  • The Bismarck Tribune. 1975, April 3. Page 2: Civic Center used 251 days
  • The Bismarck Tribune. 1978, April 22. Page 28: Charley Pride set Sunday at Civic Center
  • Minot Daily News. 1978, July 29. Page 17: Dolly Parton live in person
  • Minot Daily News. 1978, July 31. Page 2: Dolly’s just ‘country girl’
  • The Bismarck Tribune. 1979, July 20. Page 16: Fair attendance keeps going up
  • The Bismarck Tribune. 1983, September 6. Page 15: Rogers delivers in high gear
  • The Bismarck Tribune. 1983, September 26. Page 1: Browsing around with Jack E. Case
  • Lamb, J. (2015, November 2). 75 years after Fargo show, recording keeps Duke Ellington’s music alive. InForum. Retrieved from: https://www.inforum.com/lifestyle/arts-and-entertainment/75-years-after-fargo-show-recording-keeps-duke-ellingtons-music-alive
  • Dura, J. 2021, July 16. North Dakota concerts. Prairie Public, Dakota Datebook. Retrieved from: https://news.prairiepublic.org/podcast/dakota-datebook/2021-07-16/north-dakota-concerts

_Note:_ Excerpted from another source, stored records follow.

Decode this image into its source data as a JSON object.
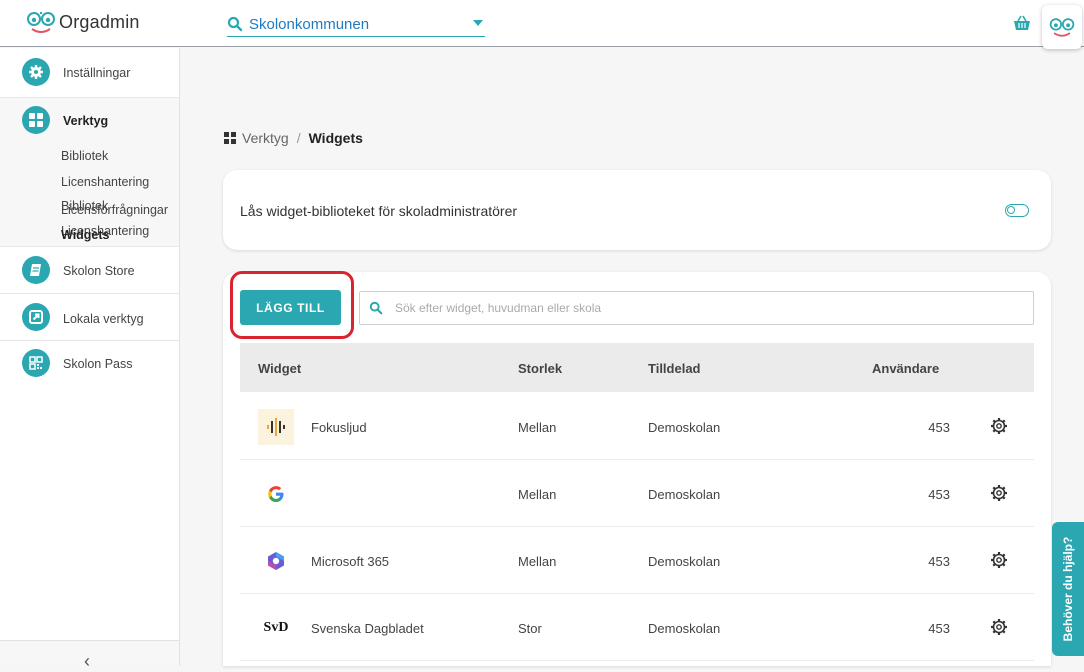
{
  "app": {
    "name": "Orgadmin"
  },
  "org_select": {
    "value": "Skolonkommunen"
  },
  "sidebar": {
    "items": [
      {
        "label": "Inställningar",
        "icon": "gear-icon"
      },
      {
        "label": "Verktyg",
        "icon": "grid-icon"
      },
      {
        "label": "Skolon Store",
        "icon": "book-icon"
      },
      {
        "label": "Lokala verktyg",
        "icon": "external-link-icon"
      },
      {
        "label": "Skolon Pass",
        "icon": "qr-icon"
      }
    ],
    "verktyg_sub": [
      "Bibliotek",
      "Licenshantering",
      "Licensförfrågningar",
      "Widgets"
    ],
    "collapse": "‹"
  },
  "breadcrumb": {
    "parent": "Verktyg",
    "separator": "/",
    "current": "Widgets"
  },
  "lock_setting": {
    "label": "Lås widget-biblioteket för skoladministratörer",
    "enabled": false
  },
  "toolbar": {
    "add_label": "LÄGG TILL",
    "search_placeholder": "Sök efter widget, huvudman eller skola"
  },
  "table": {
    "headers": [
      "Widget",
      "Storlek",
      "Tilldelad",
      "Användare"
    ],
    "rows": [
      {
        "name": "Fokusljud",
        "size": "Mellan",
        "assigned": "Demoskolan",
        "users": "453",
        "logo": "fokusljud-logo"
      },
      {
        "name": "",
        "size": "Mellan",
        "assigned": "Demoskolan",
        "users": "453",
        "logo": "google-logo"
      },
      {
        "name": "Microsoft 365",
        "size": "Mellan",
        "assigned": "Demoskolan",
        "users": "453",
        "logo": "microsoft-365-logo"
      },
      {
        "name": "Svenska Dagbladet",
        "size": "Stor",
        "assigned": "Demoskolan",
        "users": "453",
        "logo": "svd-logo",
        "logo_text": "SvD"
      }
    ]
  },
  "help": {
    "label": "Behöver du hjälp?"
  },
  "colors": {
    "accent": "#2aa7b0",
    "highlight": "#d9232e"
  }
}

Dakota Datebook is made in partnership with the State Historical Society of North Dakota, and funded by Humanities North Dakota, a nonprofit, independent state partner of the National Endowment for the Humanities.

Any views, findings, conclusions, or recommendations expressed in the program do not necessarily reflect those of Humanities North Dakota or the National Endowment for the Humanities.

Related Content